# [EXERCISE DESCRIPTION]
From the line containing "Transcribe this image's" down to the final line of the entries below, quote every line verbatim. Exclude pictures.

====== LISTED ENTRIES ======

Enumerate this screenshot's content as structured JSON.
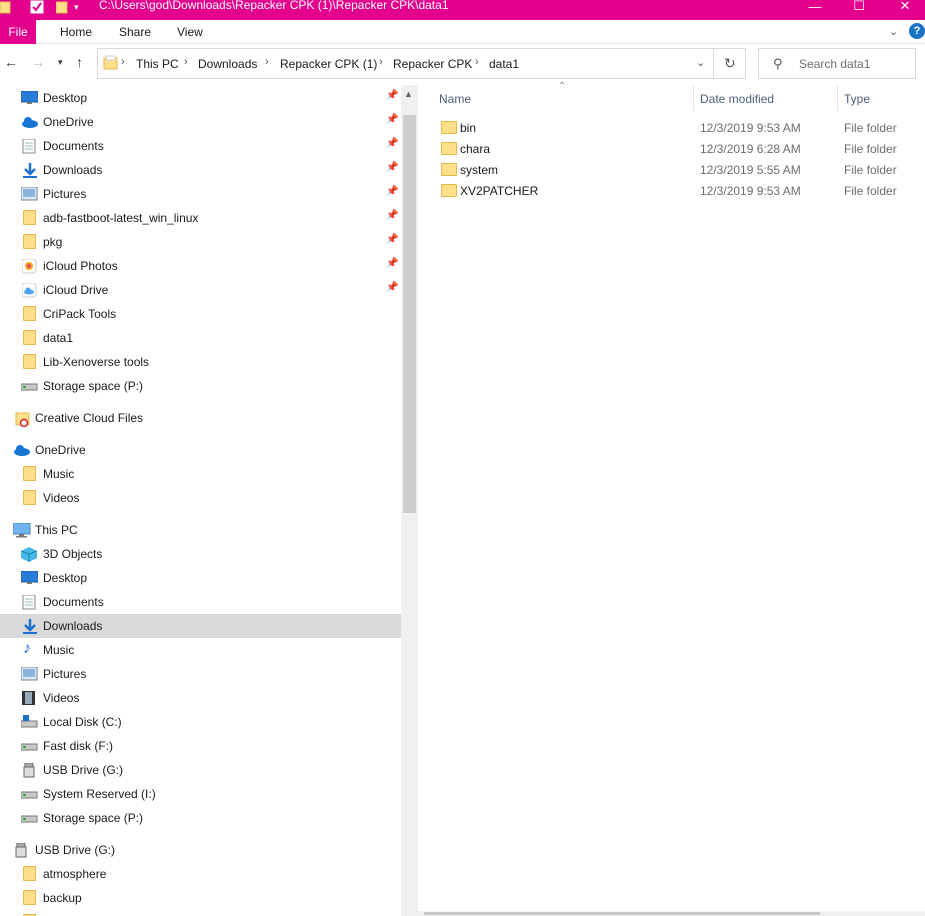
{
  "window": {
    "title": "C:\\Users\\god\\Downloads\\Repacker CPK (1)\\Repacker CPK\\data1",
    "accent": "#e2008c"
  },
  "ribbon": {
    "tabs": [
      "File",
      "Home",
      "Share",
      "View"
    ]
  },
  "address": {
    "crumbs": [
      "This PC",
      "Downloads",
      "Repacker CPK (1)",
      "Repacker CPK",
      "data1"
    ],
    "search_placeholder": "Search data1"
  },
  "nav": {
    "quick_access": [
      {
        "label": "Desktop",
        "icon": "desktop-icon",
        "pinned": true
      },
      {
        "label": "OneDrive",
        "icon": "onedrive-icon",
        "pinned": true
      },
      {
        "label": "Documents",
        "icon": "documents-icon",
        "pinned": true
      },
      {
        "label": "Downloads",
        "icon": "downloads-icon",
        "pinned": true
      },
      {
        "label": "Pictures",
        "icon": "pictures-icon",
        "pinned": true
      },
      {
        "label": "adb-fastboot-latest_win_linux",
        "icon": "folder-icon",
        "pinned": true
      },
      {
        "label": "pkg",
        "icon": "folder-icon",
        "pinned": true
      },
      {
        "label": "iCloud Photos",
        "icon": "icloud-photos-icon",
        "pinned": true
      },
      {
        "label": "iCloud Drive",
        "icon": "icloud-drive-icon",
        "pinned": true
      },
      {
        "label": "CriPack Tools",
        "icon": "folder-icon",
        "pinned": false
      },
      {
        "label": "data1",
        "icon": "folder-icon",
        "pinned": false
      },
      {
        "label": "Lib-Xenoverse tools",
        "icon": "folder-icon",
        "pinned": false
      },
      {
        "label": "Storage space (P:)",
        "icon": "drive-icon",
        "pinned": false
      }
    ],
    "creative_cloud": "Creative Cloud Files",
    "onedrive": {
      "label": "OneDrive",
      "children": [
        "Music",
        "Videos"
      ]
    },
    "this_pc": {
      "label": "This PC",
      "children": [
        {
          "label": "3D Objects",
          "icon": "3d-objects-icon"
        },
        {
          "label": "Desktop",
          "icon": "desktop-icon"
        },
        {
          "label": "Documents",
          "icon": "documents-icon"
        },
        {
          "label": "Downloads",
          "icon": "downloads-icon",
          "selected": true
        },
        {
          "label": "Music",
          "icon": "music-icon"
        },
        {
          "label": "Pictures",
          "icon": "pictures-icon"
        },
        {
          "label": "Videos",
          "icon": "videos-icon"
        },
        {
          "label": "Local Disk (C:)",
          "icon": "local-disk-icon"
        },
        {
          "label": "Fast disk (F:)",
          "icon": "drive-icon"
        },
        {
          "label": "USB Drive (G:)",
          "icon": "usb-drive-icon"
        },
        {
          "label": "System Reserved (I:)",
          "icon": "drive-icon"
        },
        {
          "label": "Storage space (P:)",
          "icon": "drive-icon"
        }
      ]
    },
    "usb_drive": {
      "label": "USB Drive (G:)",
      "children": [
        "atmosphere",
        "backup"
      ]
    }
  },
  "content": {
    "columns": [
      "Name",
      "Date modified",
      "Type"
    ],
    "files": [
      {
        "name": "bin",
        "date": "12/3/2019 9:53 AM",
        "type": "File folder"
      },
      {
        "name": "chara",
        "date": "12/3/2019 6:28 AM",
        "type": "File folder"
      },
      {
        "name": "system",
        "date": "12/3/2019 5:55 AM",
        "type": "File folder"
      },
      {
        "name": "XV2PATCHER",
        "date": "12/3/2019 9:53 AM",
        "type": "File folder"
      }
    ]
  }
}
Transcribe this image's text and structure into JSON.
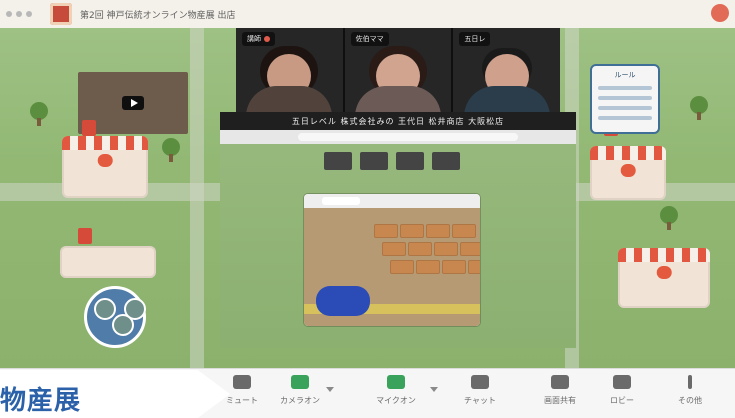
{
  "app": {
    "title": "第2回 神戸伝統オンライン物産展 出店"
  },
  "banner": {
    "text": "物産展"
  },
  "participants": [
    {
      "name": "講師"
    },
    {
      "name": "佐伯ママ"
    },
    {
      "name": "五日レ"
    }
  ],
  "shared_screen": {
    "toolbar_text": "五日レベル 株式会社みの 王代日 松井商店 大阪松店"
  },
  "info_card": {
    "title": "ルール"
  },
  "zoom_bar": {
    "items": [
      {
        "label": "ミュート",
        "icon": "mic-icon"
      },
      {
        "label": "カメラオン",
        "icon": "camera-icon"
      },
      {
        "label": "マイクオン",
        "icon": "mic-icon"
      },
      {
        "label": "チャット",
        "icon": "chat-icon"
      },
      {
        "label": "画面共有",
        "icon": "screen-share-icon"
      },
      {
        "label": "ロビー",
        "icon": "people-icon"
      },
      {
        "label": "その他",
        "icon": "more-icon"
      }
    ]
  },
  "colors": {
    "banner_text": "#2b61a8",
    "map_green": "#8fb673",
    "accent_red": "#e35a3e"
  }
}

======

# [SOLUTION FOR THIS TASK]
Transcribe this image's text and structure into JSON.
{
  "app": {
    "title": "第2回 神戸伝統オンライン物産展 出店"
  },
  "banner": {
    "text": "物産展"
  },
  "participants": [
    {
      "name": "講師"
    },
    {
      "name": "佐伯ママ"
    },
    {
      "name": "五日レ"
    }
  ],
  "shared_screen": {
    "toolbar_text": "五日レベル 株式会社みの 王代日 松井商店 大阪松店"
  },
  "info_card": {
    "title": "ルール"
  },
  "zoom_bar": {
    "items": [
      {
        "label": "ミュート",
        "icon": "mic-icon"
      },
      {
        "label": "カメラオン",
        "icon": "camera-icon"
      },
      {
        "label": "マイクオン",
        "icon": "mic-icon"
      },
      {
        "label": "チャット",
        "icon": "chat-icon"
      },
      {
        "label": "画面共有",
        "icon": "screen-share-icon"
      },
      {
        "label": "ロビー",
        "icon": "people-icon"
      },
      {
        "label": "その他",
        "icon": "more-icon"
      }
    ]
  },
  "colors": {
    "banner_text": "#2b61a8",
    "map_green": "#8fb673",
    "accent_red": "#e35a3e"
  }
}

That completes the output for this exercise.